Dufferin Grove Market
I visit the market a lot, although I've missed the last few. It's a market that focuses on Organic food. It's more expensive on the whole than some other markets, but most of the vendors sell naturally grown and self made products and it shows. I don't pay a lot of attention to names so can only describe them from where they set up and what they sell. There's a good list of vendors at the Dufferin Grove site here:
Not all vendors are there every week. The market is always bigger in the late summer when all the produce is coming in and the other vendors come to take advantage of the crowds. I'll try to touch generally on those that I've seen most often.
There are a couple of produce vendors year round. There are more in the summer when the market moves outside and there's room for all. Of the ones there in winter, the one that sets up outside brings in mostly their own grown produce, while the one inside has things that are probably bought elsewhere and brought to market. They both sell organic produce, but I think the one outside is more exclusive about that. Their prices are higher than St Lawrence's North Market, but I think that's in part due to the organic process. One of the vendors sells apple cider in the late summer that I look forward to all year long. This portion of the market really picks up in the summer and autumn. When the market is out in the park instead of by the ice rink, they can spread out and bring more with them. The variety and quality is wonderful then, although everything is very much seasonal. I love going every week to see what new things have been harvested.
There are a few butcher vendors. One sells venison exclusively, another chicken and game meats (boar, elk, etc.), and the last your more standard pork and beef. All of them are organic/free range and you can taste the difference. The pork and beef (plus related products like bacon, sausage, etc.) is more expensive but very nice. But the meat is mostly packaged and frozen and sold out of coolers, so it's not as fresh as you might find at St Lawrence.
There's a sheep milk product vendor who brings cheese, cream cheese, and yogurt. A new vendor is there I haven't tried that brings smoked fish. They come from up north by Georgian Bay and look like they do everything home style.
There are a couple of bakeries, one of which brings in their own array of breads. They have a good variety of artisan breads. The other uses the ovens at Dufferin Grove and produces a limited but very fresh array of breads. The Rosemary bread is wonderful, and if you time your visit just right, you may end up walking away with a warm loaf. In summer I've sat on a bench and ate chunks of that bread immediately after buying it, and there's nothing like a taste of fresh out of the oven loaf.

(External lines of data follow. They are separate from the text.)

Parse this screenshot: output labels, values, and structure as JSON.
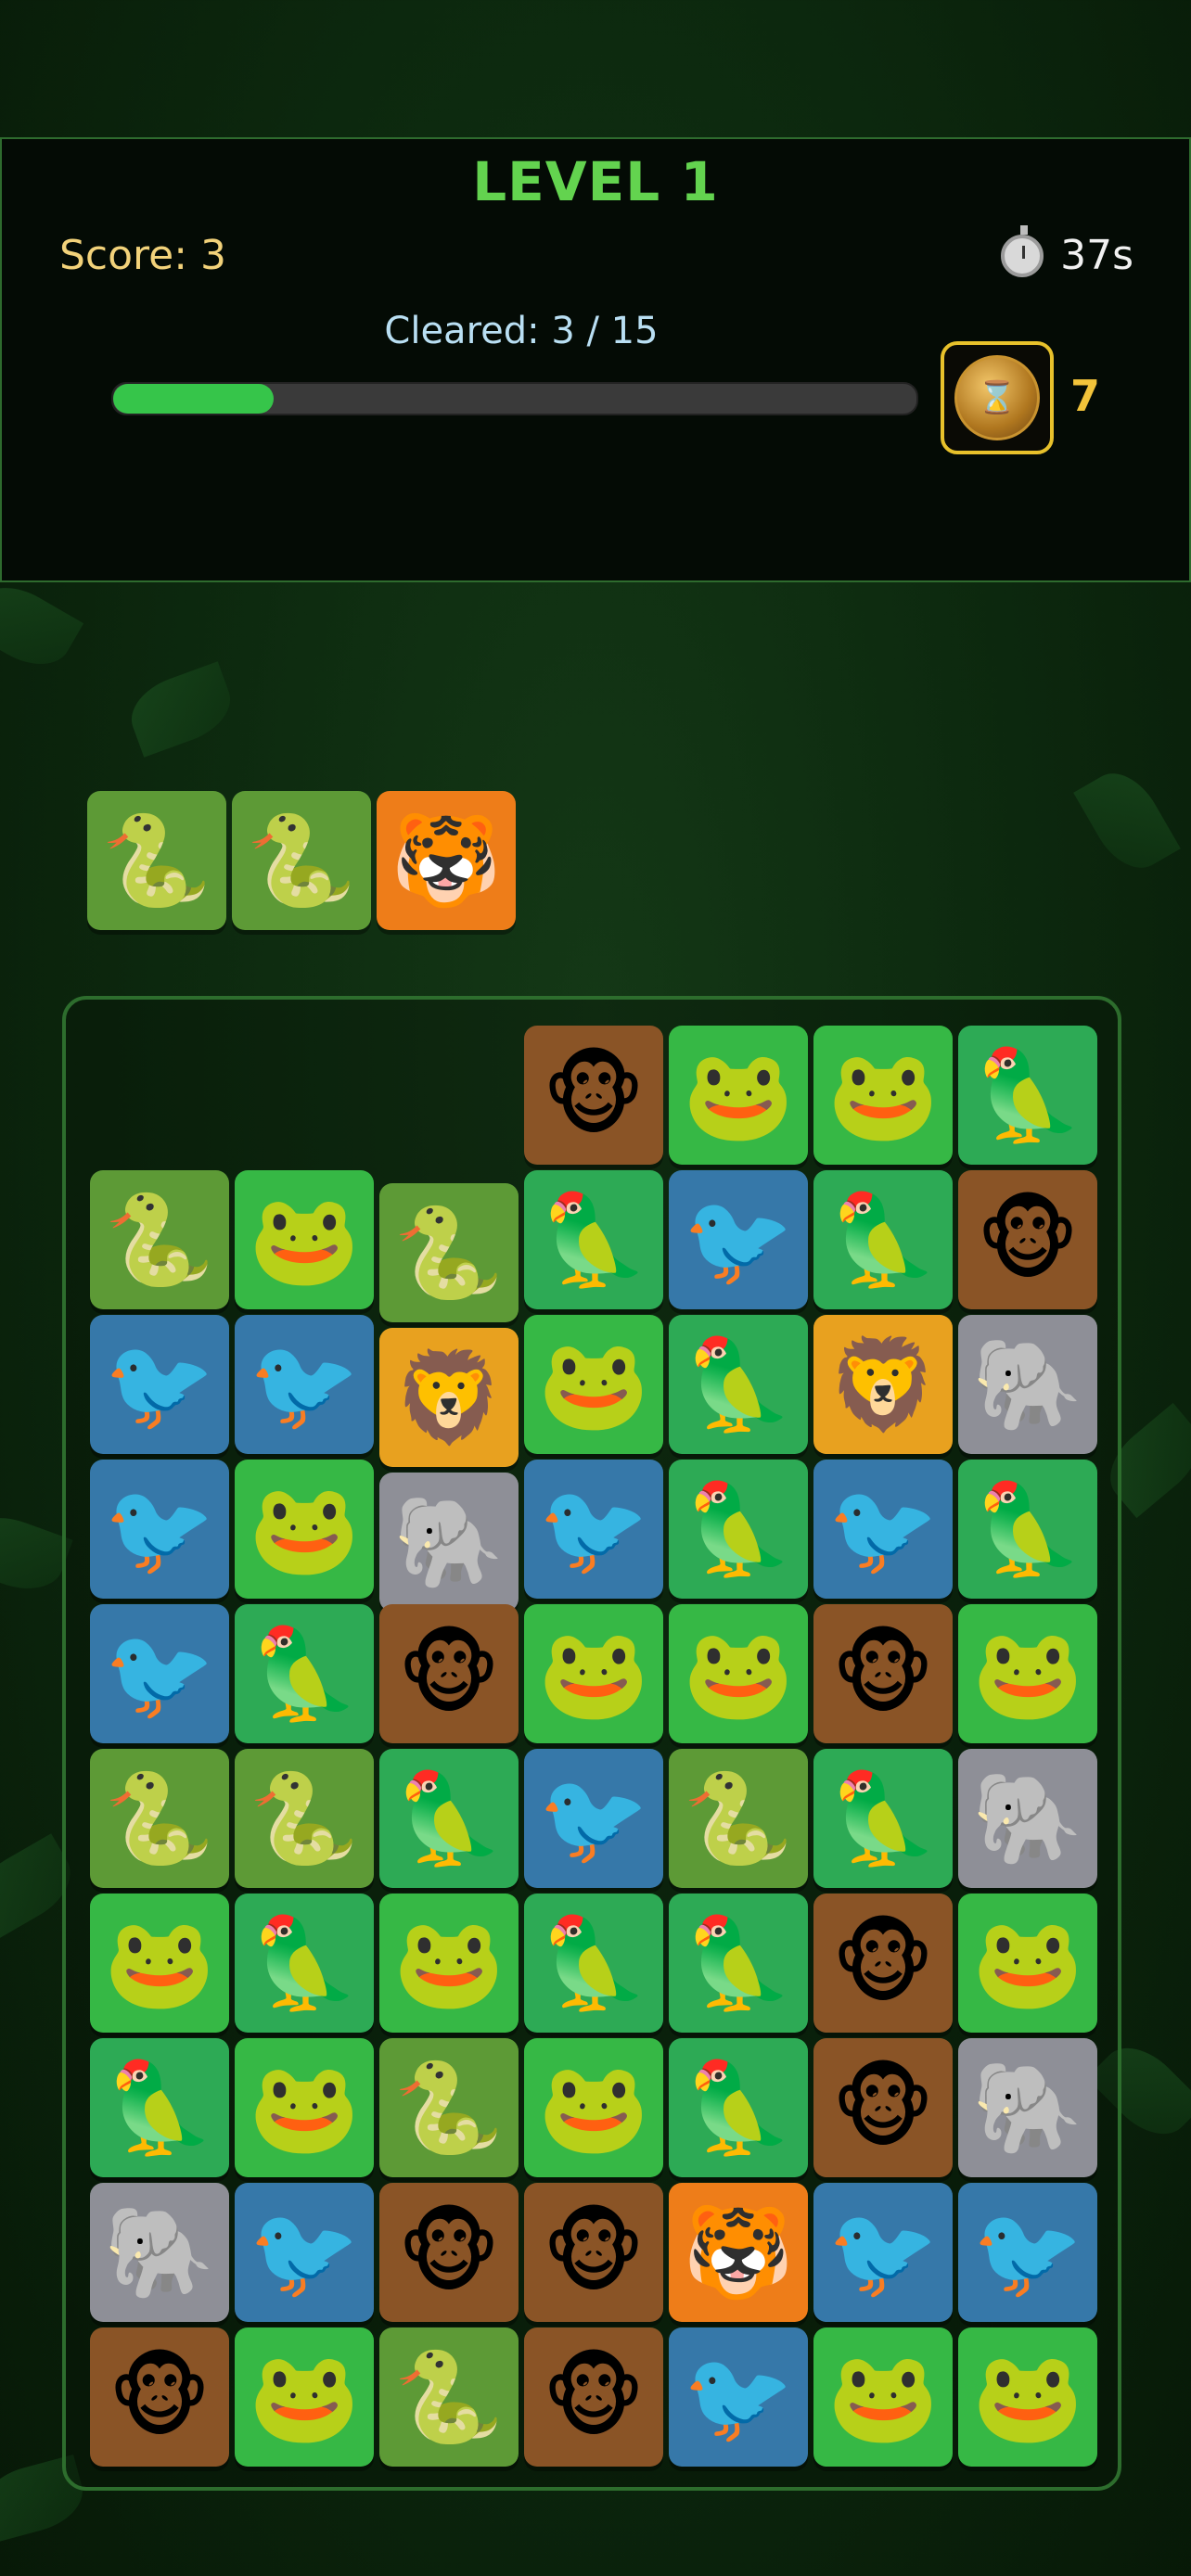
{
  "header": {
    "level_title": "LEVEL 1",
    "score_text": "Score: 3",
    "timer_text": "37s",
    "cleared_text": "Cleared: 3 / 15",
    "progress": 0.2,
    "powerup_count": "7",
    "powerup_icon": "hourglass-coin-icon"
  },
  "tile_types": {
    "snake": {
      "icon": "snake-icon",
      "glyph": "🐍",
      "color": "#5d9a36"
    },
    "frog": {
      "icon": "frog-icon",
      "glyph": "🐸",
      "color": "#36b845"
    },
    "parrot": {
      "icon": "parrot-icon",
      "glyph": "🦜",
      "color": "#2daa55"
    },
    "toucan": {
      "icon": "toucan-icon",
      "glyph": "🐦",
      "color": "#3678a9"
    },
    "monkey": {
      "icon": "monkey-icon",
      "glyph": "🐵",
      "color": "#8a5426"
    },
    "lion": {
      "icon": "lion-icon",
      "glyph": "🦁",
      "color": "#e8a11f"
    },
    "elephant": {
      "icon": "elephant-icon",
      "glyph": "🐘",
      "color": "#8e8f97"
    },
    "tiger": {
      "icon": "tiger-icon",
      "glyph": "🐯",
      "color": "#ee7d19"
    }
  },
  "slot_tray": [
    "snake",
    "snake",
    "tiger"
  ],
  "board": [
    [
      null,
      null,
      null,
      "monkey",
      "frog",
      "frog",
      "parrot"
    ],
    [
      "snake",
      "frog",
      "snake",
      "parrot",
      "toucan",
      "parrot",
      "monkey"
    ],
    [
      "toucan",
      "toucan",
      "lion",
      "frog",
      "parrot",
      "lion",
      "elephant"
    ],
    [
      "toucan",
      "frog",
      "elephant",
      "toucan",
      "parrot",
      "toucan",
      "parrot"
    ],
    [
      "toucan",
      "parrot",
      "monkey",
      "frog",
      "frog",
      "monkey",
      "frog"
    ],
    [
      "snake",
      "snake",
      "parrot",
      "toucan",
      "snake",
      "parrot",
      "elephant"
    ],
    [
      "frog",
      "parrot",
      "frog",
      "parrot",
      "parrot",
      "monkey",
      "frog"
    ],
    [
      "parrot",
      "frog",
      "snake",
      "frog",
      "parrot",
      "monkey",
      "elephant"
    ],
    [
      "elephant",
      "toucan",
      "monkey",
      "monkey",
      "tiger",
      "toucan",
      "toucan"
    ],
    [
      "monkey",
      "frog",
      "snake",
      "monkey",
      "toucan",
      "frog",
      "frog"
    ]
  ]
}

There are a few dessert vendors, one does soy, another fair trade chocolate. The chocolate vendor is in partnership with South American farmers, and sells cacao beans (raw and roasted), a rough ground powder, and their own chocolate chunks and drinks that are usually very pure (no milk mixed in, but just spices or amaranth as a thickener) They often have a pot of hot chocolate going at the market, and I believe everything they sell is vegan.
The honey vendor is always there, but I find his products on the expensive side compared to the St Lawrence North Market and he usually only has one variety. There's a vendor that sells olive oil (you can re-fill your own bottles from their keg), some cheese (feta usually) and a very limited supply of farm eggs. They sell out of their eggs pretty quickly so you need to go early. Next to them is a small vendor that sells home made perogies and cabbage rolls among other things. There's usually a hot food vendor there every week, but more in the summer when people wander through the park.
Basically, it's open year round, but is best in the summer and autumn. It's somewhat expensive but if you want natural and/or homey small batch products it's fantastic.
the chocolate vendor is chocosol? www.chocosoltraders.com
they write up that they get their chocolate from mexican vendors... but i have heard this south american story and i'm not sure now if there are two fair trade chocolate vendors running around toronto.
anyhow, i find their processing a bit rough and you'll never get silky chocolate out of them but it's still pretty nice and who can resist chocolate! one of the most fun things is that they use a solar-roaster that is sometimes powered via bicycle and are working on turning more of their machinery into cycle-powered.
Yes, it's Choco Sol. I thought it was South American, but maybe it was Mexican and I just remembered incorrectly. Maybe I'm mixed up because of the Mayan flavour hot chocolate. Their chocolate is a bit grainy and their powder is a rough powder not a fine one. But it seems like everything is done more or less by hand and it seems more "real", if you know what I mean.
Re: frozen meat, you could also call the vendors (or talk to them one week and pick up the next) and arrange to get fresh. They'll package it up and have it ready for when you arrive. I believe most of them with the larger animals (cow, pig etc.) will sell you halves and quarters at an OK price.
"There are a few butcher vendors. One sells venison exclusively, another chicken and game meats (boar, elk, etc.), and the last your more standard pork and beef. All of them are organic/free range and you can taste the difference. The pork and beef (plus related products like bacon, sausage, etc.) is more expensive but very nice. But the meat is mostly packaged and frozen and sold out of coolers, so it's not as fresh as you might find at St Lawrence."